While advances in technology—eagerly adopted by doctors and hospitals—are often blamed for high medical costs, there is one type of technology that will supposedly save billions once we “invest” billions in it and force it on supposedly recalcitrant, technophobic doctors and hospitals: health information technology (HIT), including the electronic medical record (EMR) and computerized physician order entry (CPOE).
“Faith-based cost control” is the term used by Dr. Jon Oberlander in a “Perspective Roundtable: Health Care and the Recession,” offered by The New England Journal of Medicine in January, 2009.
The “stimulus” package provides between $44,000 and $64,000 for physicians who acquire an EMR and demonstrate “meaningful use.” However, “the price is dwarfed by the problems [an EMR] causes the office,” stated Evan Steele, CEO of SRS Soft, which provides a less complex alternative. If a specialist who bills $750,000 a year loses 5% of her productivity dealing with the computer system, she loses $162,000 over 5 years (Physicians Practice, April 2009).
Even the vaunted Veterans Administration system has major problems. An 8-year, $167 million project was not able to develop acceptable scheduling software. The military’s AHLTA system is so slow, unreliable, and cumbersome that clinicians spend 40% of their time inputting data, causing a “near mutiny” (CPR #172, 4/3/09).
For ₤12.7 billion the UK still does not have a national health information technology system, but rather an HIT quagmire, some of it caused by U.S. HIT vendors, writes Dr. Scot Silverstein to the Wall Street Journal.
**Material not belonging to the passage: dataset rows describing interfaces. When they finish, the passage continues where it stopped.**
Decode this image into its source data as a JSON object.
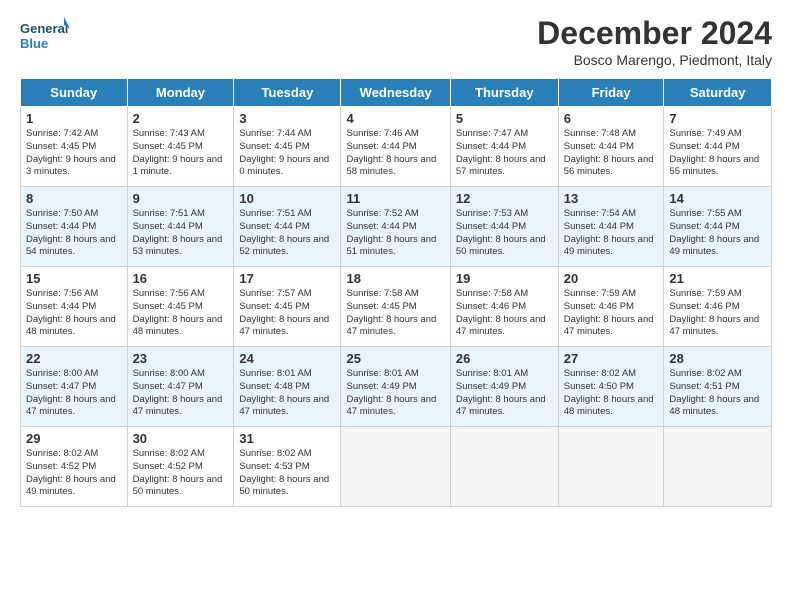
{
  "logo": {
    "line1": "General",
    "line2": "Blue"
  },
  "title": "December 2024",
  "subtitle": "Bosco Marengo, Piedmont, Italy",
  "headers": [
    "Sunday",
    "Monday",
    "Tuesday",
    "Wednesday",
    "Thursday",
    "Friday",
    "Saturday"
  ],
  "weeks": [
    [
      {
        "day": "1",
        "rise": "7:42 AM",
        "set": "4:45 PM",
        "daylight": "9 hours and 3 minutes."
      },
      {
        "day": "2",
        "rise": "7:43 AM",
        "set": "4:45 PM",
        "daylight": "9 hours and 1 minute."
      },
      {
        "day": "3",
        "rise": "7:44 AM",
        "set": "4:45 PM",
        "daylight": "9 hours and 0 minutes."
      },
      {
        "day": "4",
        "rise": "7:46 AM",
        "set": "4:44 PM",
        "daylight": "8 hours and 58 minutes."
      },
      {
        "day": "5",
        "rise": "7:47 AM",
        "set": "4:44 PM",
        "daylight": "8 hours and 57 minutes."
      },
      {
        "day": "6",
        "rise": "7:48 AM",
        "set": "4:44 PM",
        "daylight": "8 hours and 56 minutes."
      },
      {
        "day": "7",
        "rise": "7:49 AM",
        "set": "4:44 PM",
        "daylight": "8 hours and 55 minutes."
      }
    ],
    [
      {
        "day": "8",
        "rise": "7:50 AM",
        "set": "4:44 PM",
        "daylight": "8 hours and 54 minutes."
      },
      {
        "day": "9",
        "rise": "7:51 AM",
        "set": "4:44 PM",
        "daylight": "8 hours and 53 minutes."
      },
      {
        "day": "10",
        "rise": "7:51 AM",
        "set": "4:44 PM",
        "daylight": "8 hours and 52 minutes."
      },
      {
        "day": "11",
        "rise": "7:52 AM",
        "set": "4:44 PM",
        "daylight": "8 hours and 51 minutes."
      },
      {
        "day": "12",
        "rise": "7:53 AM",
        "set": "4:44 PM",
        "daylight": "8 hours and 50 minutes."
      },
      {
        "day": "13",
        "rise": "7:54 AM",
        "set": "4:44 PM",
        "daylight": "8 hours and 49 minutes."
      },
      {
        "day": "14",
        "rise": "7:55 AM",
        "set": "4:44 PM",
        "daylight": "8 hours and 49 minutes."
      }
    ],
    [
      {
        "day": "15",
        "rise": "7:56 AM",
        "set": "4:44 PM",
        "daylight": "8 hours and 48 minutes."
      },
      {
        "day": "16",
        "rise": "7:56 AM",
        "set": "4:45 PM",
        "daylight": "8 hours and 48 minutes."
      },
      {
        "day": "17",
        "rise": "7:57 AM",
        "set": "4:45 PM",
        "daylight": "8 hours and 47 minutes."
      },
      {
        "day": "18",
        "rise": "7:58 AM",
        "set": "4:45 PM",
        "daylight": "8 hours and 47 minutes."
      },
      {
        "day": "19",
        "rise": "7:58 AM",
        "set": "4:46 PM",
        "daylight": "8 hours and 47 minutes."
      },
      {
        "day": "20",
        "rise": "7:59 AM",
        "set": "4:46 PM",
        "daylight": "8 hours and 47 minutes."
      },
      {
        "day": "21",
        "rise": "7:59 AM",
        "set": "4:46 PM",
        "daylight": "8 hours and 47 minutes."
      }
    ],
    [
      {
        "day": "22",
        "rise": "8:00 AM",
        "set": "4:47 PM",
        "daylight": "8 hours and 47 minutes."
      },
      {
        "day": "23",
        "rise": "8:00 AM",
        "set": "4:47 PM",
        "daylight": "8 hours and 47 minutes."
      },
      {
        "day": "24",
        "rise": "8:01 AM",
        "set": "4:48 PM",
        "daylight": "8 hours and 47 minutes."
      },
      {
        "day": "25",
        "rise": "8:01 AM",
        "set": "4:49 PM",
        "daylight": "8 hours and 47 minutes."
      },
      {
        "day": "26",
        "rise": "8:01 AM",
        "set": "4:49 PM",
        "daylight": "8 hours and 47 minutes."
      },
      {
        "day": "27",
        "rise": "8:02 AM",
        "set": "4:50 PM",
        "daylight": "8 hours and 48 minutes."
      },
      {
        "day": "28",
        "rise": "8:02 AM",
        "set": "4:51 PM",
        "daylight": "8 hours and 48 minutes."
      }
    ],
    [
      {
        "day": "29",
        "rise": "8:02 AM",
        "set": "4:52 PM",
        "daylight": "8 hours and 49 minutes."
      },
      {
        "day": "30",
        "rise": "8:02 AM",
        "set": "4:52 PM",
        "daylight": "8 hours and 50 minutes."
      },
      {
        "day": "31",
        "rise": "8:02 AM",
        "set": "4:53 PM",
        "daylight": "8 hours and 50 minutes."
      },
      null,
      null,
      null,
      null
    ]
  ]
}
The province of Ontario just created a new agency, eHealth Ontario, to replace Smart Systems for Health Agency, which spent $647 million without showing any noticeable results. The new agency is supposed to provide EMRs for all citizens by 2015. The province has just hired a consultant to examine whether eHealth Ontario is spending too much money on consultants (Canada Free Press 6/9/09).
In the U.S. also, “most big health IT projects have been clear disasters,” says Dr. David Kibbe, senior technology advisor to the American Academy of Family Physicians. And it’s not just the money.
One U.S. pharmaceutical data base found 43,372 medication mistakes, or about 25% of the total reported in 2006, that involved computer technology: flaws in data entry, inadequate software, and confusing screens. In 2006, Children’s National Medical Center in Washington, D.C., found an eightfold increase in dosage errors for high-risk medications (Terhune C, et al., Business Week 4/23/09).
A 2005 study by University of Pennsylvania sociologist Ross Koppel found 22 circumstances in which the software boosted the probability of error. Doctors also suffered from “alert fatigue” from endless false alarms about minor drug interactions.
“If drug companies sold products with this quality level,” states Dr. Scot Silverstein, “it would be a scandal” (Forbes 5/11/09).
HIT vendors shift liability to users and insert contract language that keeps them from learning of serious faults (Koppel R, Kreda D, JAMA 3/25/09).
“There is a dearth of data on the incidence of adverse events directly caused by HIT overall” (Joint Commission. Sentinel Events Alert, Issue 42, 12/11/08). Among many potential problems are “dangerous workarounds” necessitated by counterproductive technology.
Potential benefits have been greatly exaggerated. Large randomized controlled studies in both the U.S. and Britain have found that EMRs with computerized decision support “did not result in a single improvement in any measure of quality of care for patients with chronic conditions including heart disease and asthma” (Washington Post 3/17/09).
As a direct consequence of the EMR and pay for performance (P4P), the veracity of the clinical record is compromised, write David J. Gibson, M.D., and Jennifer Shaw Gibson (“The Case Against the Electronic Medical Record,” MedicalTuesday.net). Reported data may be “dry-labbed,” and, once entered, data are rarely checked for accuracy.
There are good reasons why only 1.5% of U.S. acute-care hospitals have a comprehensive EMR (Jha AK, et al. N Engl J Med 4/16/09).
Obama’s estimate of savings is an $80 billion exaggeration,” write Jerome Groopman and Pamela Hartzband (Wall Street Journal 5/12/09).
- Ongoing discussions on HIT: Health Care Renewal
- “The Syndrome of Inappropriate Overconfidence in Computing: an Invasion of Medicine by the Information Technology Industry?” by Scot M. Silverstein, M.D. J Am Phys Surg 2009;14:49-50.
- “Ministry of Information ‘Held Harmless’ by Contract,” AAPS News of the Day 4/8/09.
- “EMR: a Nonconsented Experiment,” AAPS News, July 2008.